Trumbull County Coroner Humphrey Germaniuk told people that heroin use in the Valley is bad and it’s getting worse. Some of the statistics he presented made the crowd gasp, but they are the hard facts of the heroin epidemic.
In the year 2014, there were 54 overdoses in Trumbull County. In 2015, that number spiked to more than 81 overdoses.
Warren had the most overdoses last year, with 32, followed by Howland and Niles, with 12 each. The most common age range of recorded overdoses were those 31 to 45, according to the presentation.
Germaniuk used to be the chief medical examiner in Washington, D.C.
“I was there for the crack cocaine epidemic.

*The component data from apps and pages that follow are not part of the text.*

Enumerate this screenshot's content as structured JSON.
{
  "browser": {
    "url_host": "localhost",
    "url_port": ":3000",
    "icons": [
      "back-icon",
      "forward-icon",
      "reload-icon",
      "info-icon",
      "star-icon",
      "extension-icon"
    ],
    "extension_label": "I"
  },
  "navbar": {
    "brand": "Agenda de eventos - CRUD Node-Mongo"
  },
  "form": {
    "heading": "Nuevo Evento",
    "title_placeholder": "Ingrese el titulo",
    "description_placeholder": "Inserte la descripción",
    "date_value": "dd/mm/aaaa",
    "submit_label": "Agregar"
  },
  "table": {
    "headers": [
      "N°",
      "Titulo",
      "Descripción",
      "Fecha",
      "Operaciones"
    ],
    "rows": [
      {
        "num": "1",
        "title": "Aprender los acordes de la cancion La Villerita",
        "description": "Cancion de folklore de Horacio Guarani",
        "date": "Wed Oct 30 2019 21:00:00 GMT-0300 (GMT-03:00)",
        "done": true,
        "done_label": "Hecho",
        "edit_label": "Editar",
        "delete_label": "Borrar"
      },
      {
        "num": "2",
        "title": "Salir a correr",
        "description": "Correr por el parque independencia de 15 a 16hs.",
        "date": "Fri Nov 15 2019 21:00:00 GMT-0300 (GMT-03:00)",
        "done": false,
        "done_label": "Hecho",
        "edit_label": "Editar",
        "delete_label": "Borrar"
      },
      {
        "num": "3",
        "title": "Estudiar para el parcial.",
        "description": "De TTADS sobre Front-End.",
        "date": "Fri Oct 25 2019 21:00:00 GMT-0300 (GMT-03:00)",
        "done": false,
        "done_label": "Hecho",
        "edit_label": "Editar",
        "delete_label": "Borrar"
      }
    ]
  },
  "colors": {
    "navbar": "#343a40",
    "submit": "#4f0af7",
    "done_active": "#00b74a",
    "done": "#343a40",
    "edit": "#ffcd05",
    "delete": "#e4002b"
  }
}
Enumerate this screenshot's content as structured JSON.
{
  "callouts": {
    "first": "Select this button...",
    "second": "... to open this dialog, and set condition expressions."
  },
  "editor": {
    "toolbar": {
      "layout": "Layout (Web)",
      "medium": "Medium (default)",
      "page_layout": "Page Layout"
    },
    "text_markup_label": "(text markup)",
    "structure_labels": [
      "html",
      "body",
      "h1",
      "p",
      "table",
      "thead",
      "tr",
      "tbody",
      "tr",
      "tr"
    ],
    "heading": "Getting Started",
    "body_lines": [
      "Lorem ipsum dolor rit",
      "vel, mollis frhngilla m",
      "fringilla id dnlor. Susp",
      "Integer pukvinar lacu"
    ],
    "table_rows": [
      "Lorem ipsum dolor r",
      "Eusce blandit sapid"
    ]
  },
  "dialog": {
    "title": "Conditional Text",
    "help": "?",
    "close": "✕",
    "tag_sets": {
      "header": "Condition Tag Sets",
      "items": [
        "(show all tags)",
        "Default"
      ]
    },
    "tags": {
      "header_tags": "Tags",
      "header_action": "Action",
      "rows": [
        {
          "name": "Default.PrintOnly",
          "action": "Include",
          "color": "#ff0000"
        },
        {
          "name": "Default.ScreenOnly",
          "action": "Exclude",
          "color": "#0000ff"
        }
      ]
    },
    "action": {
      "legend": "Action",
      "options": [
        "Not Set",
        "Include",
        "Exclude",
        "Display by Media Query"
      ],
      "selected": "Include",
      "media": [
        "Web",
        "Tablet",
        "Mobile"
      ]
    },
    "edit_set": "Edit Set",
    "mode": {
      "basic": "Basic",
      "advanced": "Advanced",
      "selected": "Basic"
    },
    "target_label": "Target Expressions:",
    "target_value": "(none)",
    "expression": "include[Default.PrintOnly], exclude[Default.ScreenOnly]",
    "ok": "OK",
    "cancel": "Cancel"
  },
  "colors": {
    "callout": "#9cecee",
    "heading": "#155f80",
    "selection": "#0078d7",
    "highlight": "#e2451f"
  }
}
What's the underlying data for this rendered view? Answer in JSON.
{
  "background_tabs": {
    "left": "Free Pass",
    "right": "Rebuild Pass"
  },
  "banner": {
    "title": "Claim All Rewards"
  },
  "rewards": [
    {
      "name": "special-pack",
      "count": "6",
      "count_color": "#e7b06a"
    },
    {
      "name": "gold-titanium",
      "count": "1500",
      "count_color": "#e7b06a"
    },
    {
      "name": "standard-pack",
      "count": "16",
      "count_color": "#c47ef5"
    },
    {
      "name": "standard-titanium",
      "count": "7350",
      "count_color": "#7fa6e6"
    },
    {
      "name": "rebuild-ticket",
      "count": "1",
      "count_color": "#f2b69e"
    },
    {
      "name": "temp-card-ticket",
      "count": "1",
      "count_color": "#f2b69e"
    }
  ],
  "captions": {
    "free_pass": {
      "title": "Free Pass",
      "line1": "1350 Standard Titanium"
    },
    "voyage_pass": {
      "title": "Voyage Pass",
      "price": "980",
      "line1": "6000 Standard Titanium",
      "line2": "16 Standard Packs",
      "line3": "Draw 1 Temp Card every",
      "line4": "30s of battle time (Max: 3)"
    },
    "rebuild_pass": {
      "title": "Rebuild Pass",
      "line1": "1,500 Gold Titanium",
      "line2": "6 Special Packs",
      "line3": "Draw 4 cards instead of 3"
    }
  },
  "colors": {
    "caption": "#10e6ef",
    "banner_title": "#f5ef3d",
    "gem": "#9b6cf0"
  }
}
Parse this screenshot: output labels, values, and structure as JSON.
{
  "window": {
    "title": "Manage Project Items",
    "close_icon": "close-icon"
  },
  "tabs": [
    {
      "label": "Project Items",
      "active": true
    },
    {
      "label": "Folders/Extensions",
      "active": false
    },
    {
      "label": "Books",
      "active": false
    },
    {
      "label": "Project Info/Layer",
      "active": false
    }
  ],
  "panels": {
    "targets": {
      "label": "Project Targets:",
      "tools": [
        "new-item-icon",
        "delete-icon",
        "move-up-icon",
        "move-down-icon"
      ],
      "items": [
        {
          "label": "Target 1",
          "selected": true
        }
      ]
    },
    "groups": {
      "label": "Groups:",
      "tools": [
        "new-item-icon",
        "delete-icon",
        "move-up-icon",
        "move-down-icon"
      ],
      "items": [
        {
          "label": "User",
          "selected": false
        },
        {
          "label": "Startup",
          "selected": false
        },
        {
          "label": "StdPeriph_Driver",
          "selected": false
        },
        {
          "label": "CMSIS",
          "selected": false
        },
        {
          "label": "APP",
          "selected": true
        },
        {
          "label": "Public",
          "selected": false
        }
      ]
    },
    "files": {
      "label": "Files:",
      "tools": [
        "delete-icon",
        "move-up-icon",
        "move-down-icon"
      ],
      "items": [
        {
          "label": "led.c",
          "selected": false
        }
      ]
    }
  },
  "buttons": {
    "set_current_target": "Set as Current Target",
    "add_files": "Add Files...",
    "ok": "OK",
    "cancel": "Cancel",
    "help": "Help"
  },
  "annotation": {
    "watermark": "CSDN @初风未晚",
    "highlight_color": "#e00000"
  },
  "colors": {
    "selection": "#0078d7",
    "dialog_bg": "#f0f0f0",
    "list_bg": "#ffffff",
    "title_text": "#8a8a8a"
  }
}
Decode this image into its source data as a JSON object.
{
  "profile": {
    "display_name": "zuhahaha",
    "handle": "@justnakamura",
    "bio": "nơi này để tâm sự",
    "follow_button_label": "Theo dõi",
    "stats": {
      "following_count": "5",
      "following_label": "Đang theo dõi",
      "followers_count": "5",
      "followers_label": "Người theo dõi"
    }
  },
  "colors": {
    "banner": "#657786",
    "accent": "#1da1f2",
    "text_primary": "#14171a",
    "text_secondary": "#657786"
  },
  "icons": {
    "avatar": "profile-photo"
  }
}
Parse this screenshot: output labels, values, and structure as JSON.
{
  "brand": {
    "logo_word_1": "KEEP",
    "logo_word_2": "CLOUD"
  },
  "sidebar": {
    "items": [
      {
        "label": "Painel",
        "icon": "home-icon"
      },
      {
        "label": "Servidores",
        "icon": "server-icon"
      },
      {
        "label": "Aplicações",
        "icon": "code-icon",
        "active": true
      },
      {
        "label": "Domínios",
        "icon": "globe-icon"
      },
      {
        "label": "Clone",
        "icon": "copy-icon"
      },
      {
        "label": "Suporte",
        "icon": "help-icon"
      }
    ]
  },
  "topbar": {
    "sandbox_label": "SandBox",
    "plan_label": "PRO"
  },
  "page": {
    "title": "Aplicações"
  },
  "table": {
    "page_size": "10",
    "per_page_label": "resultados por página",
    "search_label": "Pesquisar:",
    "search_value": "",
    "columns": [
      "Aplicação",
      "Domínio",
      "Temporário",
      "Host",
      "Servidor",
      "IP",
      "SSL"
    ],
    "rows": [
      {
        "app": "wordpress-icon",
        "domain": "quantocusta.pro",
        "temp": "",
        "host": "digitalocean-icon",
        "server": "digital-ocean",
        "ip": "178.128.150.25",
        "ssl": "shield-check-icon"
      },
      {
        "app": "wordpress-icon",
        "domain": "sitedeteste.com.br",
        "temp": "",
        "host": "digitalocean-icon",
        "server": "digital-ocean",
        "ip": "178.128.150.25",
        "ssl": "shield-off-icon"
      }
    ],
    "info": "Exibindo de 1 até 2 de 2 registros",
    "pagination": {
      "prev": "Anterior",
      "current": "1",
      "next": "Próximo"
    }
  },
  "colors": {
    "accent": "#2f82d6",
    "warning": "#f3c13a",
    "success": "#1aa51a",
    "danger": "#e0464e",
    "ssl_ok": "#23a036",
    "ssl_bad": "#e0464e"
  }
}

Ain’t seen nothing like what we’re seeing now,” he said.
Heroin today is cheaper and easier to obtain, which Germaniuk attributed to last year’s spike in overdoses.
Warren Police Lt. Greg Hoso said the police department used Narcan, an opioid reversal drug, 21 times last year. This year, the department has used it 11 times already.
The City of Warren is trying to combat that drug use. Council members, along with local law enforcement, hope that Friday’s meeting was a wake-up call to residents.
“This is an epidemic that somehow, someway, probably touches every person, not only in the city of Warren, not only in county or in the state, but across the country,” Warren Councilman Eddie Colbert said. “We really want to get to the young people, we want to get to the students, we want to let them know that there’s a better life out there for you.”
Council said it wanted to hear from the experts about the issue, as well as the public.
Trumbull County Sheriff Tom Altiere said 80 percent of convicts in Trumbull County Jail are there for drug-related crimes
“We cannot arrest our way out of it. We’ve tried. It’s a vicious cycle,” he said.
Christopher Boze, of Girard, said he has seen the devastating effects of the drug.
“I’m really getting tired of all my friends dying,” he said.
One Warren council member said he had never seen so many people in the Council room before. The mayor promised action.
“If we’re number one in addiction, we can be number one in recovery,” said Warren Mayor Doug Franklin.
The city believes educating people is the first step in its plan to stop the epidemic, but Council said this is on the first step of the game plan. Council hopes to continue holding meetings like Friday’s to develop a solution to end the epidemic.